Since we were at a marina and weren’t leaving until mid-morning in order to time the tide, we spent the morning taking advantage of marina life: dumping every scrap of trash, cleaning the hull (at least on one side), rinsing salt off the boat, vacuuming below with the Shop Vac, filling our water tank and water jerry jugs, and charging all of our electronics. The evening we arrived we had also filled our diesel tank plus all four diesel jerry jugs.
Beach Marine lived up to its name as we left. We left at one hour before low tide, and as we went through the marina’s entrance channel, we were seeing depths as low as 4’7”. We draw 4’6”, but fully loaded with diesel and water as we are, it’s probably more like 5’. We grounded and plowed through mud; at cruising RPMs of 2750 or so we were only inching along. We finally broke free after about 50 feet and skedaddled.
Almost immediately we went under the BB McCormick Bridge and found a fierce current against us. We battled our way through that, and after that, we were ready for an easy day on the ICW. We got it, much to our delight. The weather was clear, sunny, and in the mid-70s with a crisp breeze, and we were virtually the only boat out on the water (not counting little fishing boats and motorboats).

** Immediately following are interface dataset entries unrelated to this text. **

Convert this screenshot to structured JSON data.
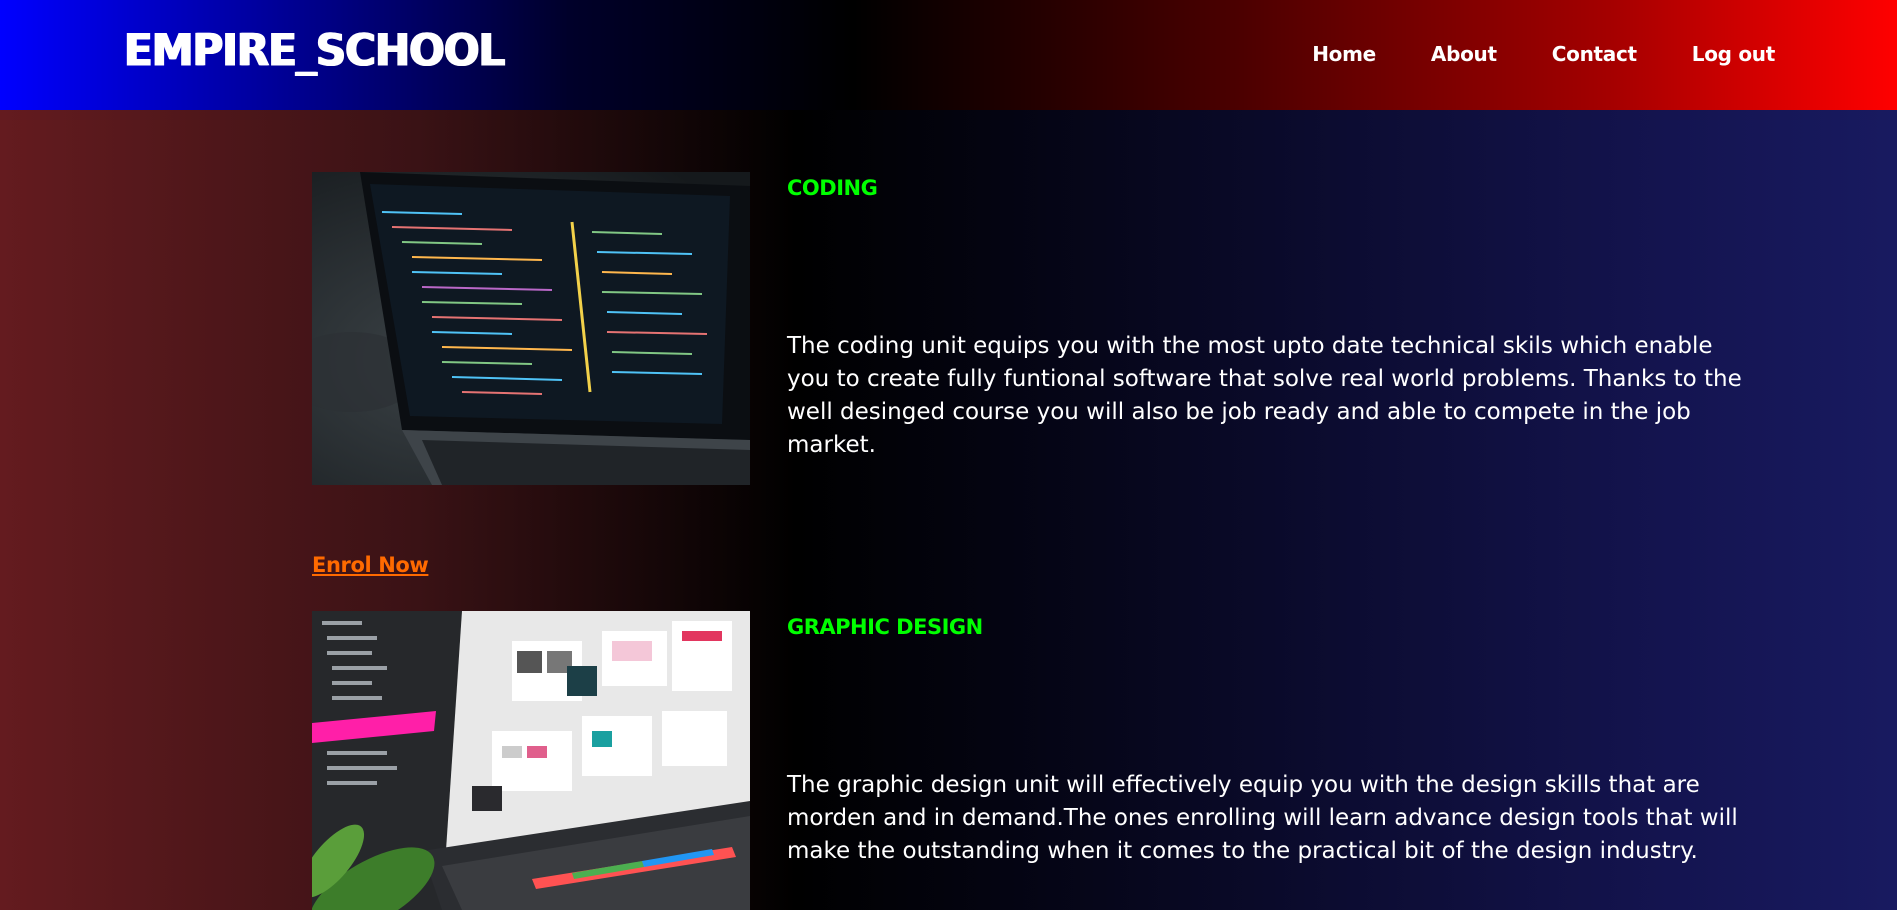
{
  "header": {
    "brand": "EMPIRE_SCHOOL",
    "nav": [
      {
        "label": "Home"
      },
      {
        "label": "About"
      },
      {
        "label": "Contact"
      },
      {
        "label": "Log out"
      }
    ]
  },
  "courses": [
    {
      "title": "CODING",
      "description": "The coding unit equips you with the most upto date technical skils which enable you to create fully funtional software that solve real world problems. Thanks to the well desinged course you will also be job ready and able to compete in the job market.",
      "image": "laptop-code-photo"
    },
    {
      "title": "GRAPHIC DESIGN",
      "description": "The graphic design unit will effectively equip you with the design skills that are morden and in demand.The ones enrolling will learn advance design tools that will make the outstanding when it comes to the practical bit of the design industry.",
      "image": "laptop-design-photo"
    }
  ],
  "enrol_label": "Enrol Now",
  "colors": {
    "title_accent": "#00ff00",
    "enrol_link": "#ff6a00",
    "nav_left": "#0000ff",
    "nav_right": "#ff0000"
  }
}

Most of this stretch of the ICW is through essentially a canal. One side is lined with homes as far as the eye can see, and the other side is a wild and tangled marshy and swampy area. We really enjoyed looking at all of the different styles of houses. We putted along relatively slowly as we were trying to arrive in St. Augustine at slack water.

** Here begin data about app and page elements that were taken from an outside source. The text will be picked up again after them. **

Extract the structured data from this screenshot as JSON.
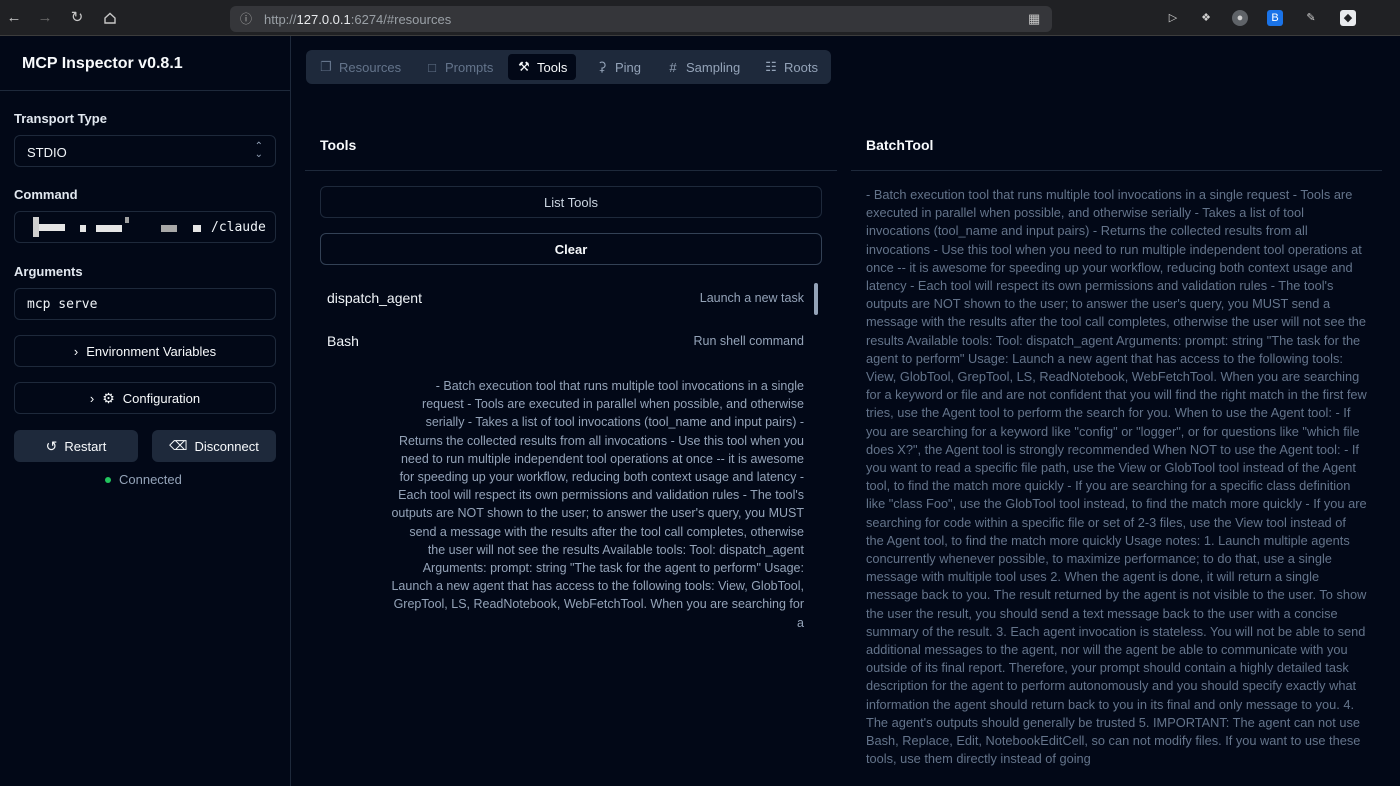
{
  "browser": {
    "url_prefix": "http://",
    "url_host": "127.0.0.1",
    "url_suffix": ":6274/#resources",
    "nav_icons": [
      "back-arrow-icon",
      "forward-arrow-icon",
      "reload-icon",
      "home-icon"
    ]
  },
  "sidebar": {
    "title": "MCP Inspector v0.8.1",
    "transport_label": "Transport Type",
    "transport_value": "STDIO",
    "command_label": "Command",
    "command_value": "/claude",
    "arguments_label": "Arguments",
    "arguments_value": "mcp serve",
    "env_button": "Environment Variables",
    "config_button": "Configuration",
    "restart_button": "Restart",
    "disconnect_button": "Disconnect",
    "status": "Connected",
    "status_color": "#22c55e"
  },
  "tabs": [
    {
      "label": "Resources",
      "icon": "files-icon",
      "state": "disabled"
    },
    {
      "label": "Prompts",
      "icon": "message-square-icon",
      "state": "disabled"
    },
    {
      "label": "Tools",
      "icon": "hammer-icon",
      "state": "active"
    },
    {
      "label": "Ping",
      "icon": "bell-icon",
      "state": "normal"
    },
    {
      "label": "Sampling",
      "icon": "hash-icon",
      "state": "normal"
    },
    {
      "label": "Roots",
      "icon": "folder-tree-icon",
      "state": "normal"
    }
  ],
  "tools_panel": {
    "title": "Tools",
    "list_button": "List Tools",
    "clear_button": "Clear",
    "tools": [
      {
        "name": "dispatch_agent",
        "description": "Launch a new task"
      },
      {
        "name": "Bash",
        "description": "Run shell command"
      }
    ],
    "expanded_description": "- Batch execution tool that runs multiple tool invocations in a single request - Tools are executed in parallel when possible, and otherwise serially - Takes a list of tool invocations (tool_name and input pairs) - Returns the collected results from all invocations - Use this tool when you need to run multiple independent tool operations at once -- it is awesome for speeding up your workflow, reducing both context usage and latency - Each tool will respect its own permissions and validation rules - The tool's outputs are NOT shown to the user; to answer the user's query, you MUST send a message with the results after the tool call completes, otherwise the user will not see the results Available tools: Tool: dispatch_agent Arguments: prompt: string \"The task for the agent to perform\" Usage: Launch a new agent that has access to the following tools: View, GlobTool, GrepTool, LS, ReadNotebook, WebFetchTool. When you are searching for a"
  },
  "detail_panel": {
    "title": "BatchTool",
    "description": "- Batch execution tool that runs multiple tool invocations in a single request - Tools are executed in parallel when possible, and otherwise serially - Takes a list of tool invocations (tool_name and input pairs) - Returns the collected results from all invocations - Use this tool when you need to run multiple independent tool operations at once -- it is awesome for speeding up your workflow, reducing both context usage and latency - Each tool will respect its own permissions and validation rules - The tool's outputs are NOT shown to the user; to answer the user's query, you MUST send a message with the results after the tool call completes, otherwise the user will not see the results Available tools: Tool: dispatch_agent Arguments: prompt: string \"The task for the agent to perform\" Usage: Launch a new agent that has access to the following tools: View, GlobTool, GrepTool, LS, ReadNotebook, WebFetchTool. When you are searching for a keyword or file and are not confident that you will find the right match in the first few tries, use the Agent tool to perform the search for you. When to use the Agent tool: - If you are searching for a keyword like \"config\" or \"logger\", or for questions like \"which file does X?\", the Agent tool is strongly recommended When NOT to use the Agent tool: - If you want to read a specific file path, use the View or GlobTool tool instead of the Agent tool, to find the match more quickly - If you are searching for a specific class definition like \"class Foo\", use the GlobTool tool instead, to find the match more quickly - If you are searching for code within a specific file or set of 2-3 files, use the View tool instead of the Agent tool, to find the match more quickly Usage notes: 1. Launch multiple agents concurrently whenever possible, to maximize performance; to do that, use a single message with multiple tool uses 2. When the agent is done, it will return a single message back to you. The result returned by the agent is not visible to the user. To show the user the result, you should send a text message back to the user with a concise summary of the result. 3. Each agent invocation is stateless. You will not be able to send additional messages to the agent, nor will the agent be able to communicate with you outside of its final report. Therefore, your prompt should contain a highly detailed task description for the agent to perform autonomously and you should specify exactly what information the agent should return back to you in its final and only message to you. 4. The agent's outputs should generally be trusted 5. IMPORTANT: The agent can not use Bash, Replace, Edit, NotebookEditCell, so can not modify files. If you want to use these tools, use them directly instead of going"
  }
}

The view to port: houses, houses everywhere.
The view to starboard: where the wild things are.
We did have to call the Coast Guard to report a hazard to navigation that The Captain spotted. Two pilings or telephone poles were floating partially submerged, so we called it in to the USCG Sector Jacksonville. It was kind of neat to hear a Securite call go out on channel 16 with the information.
We arrived in St. Augustine just when we planned and at slack water. The current here is wicked, and it’s prudent to take that into account. Those that don’t can really regret it. We had previously made a reservation for a mooring in the mooring field run by the St. Augustine Municipal Marina. There is a field north of the Bridge of Lions bascule bridge and a field south of it. You don’t receive your mooring assigning until you arrive, so we didn’t know if we’d have to time the bridge. We were assigned to the south field, so we had to circle for about a half hour to wait for the bridge opening.
The Bridge of Lions bascule bridge from the south field.
We slid right up to the mooring ball and caught it with ease. Some of this is practice, but most of it was the calm state of the water. Since then we’ve heard lots of yelling and fussing between crew when people are trying to catch the ball and fight the current simultaneously.
We really lucked out on the mooring assignment. We are very close to the marina office (which means strong wifi) and the dinghy dock (which means not getting too wet because we don’t have a very long ride). There are 110 mooring balls, so the field is huge. It’s $25 per night including tax and includes a decent swipecard shower facility (2 stalls), laundry (4 washers and dryers), a small lounge, free wifi, and a free launch that runs at 10AM, 12PM, 2PM, 4PM, and 6PM. They also sell fuel, but we don’t need any. The ship’s store can accept mail, and we’ve already had packages and mail sent to us. The dinghy dock is large and can accommodate many boats.
We plan on staying a few days to tour this historic city before moving southward again. This trip was 7 hours for 27.7nm (31.9 statute miles).
The south field stretching off into the distance.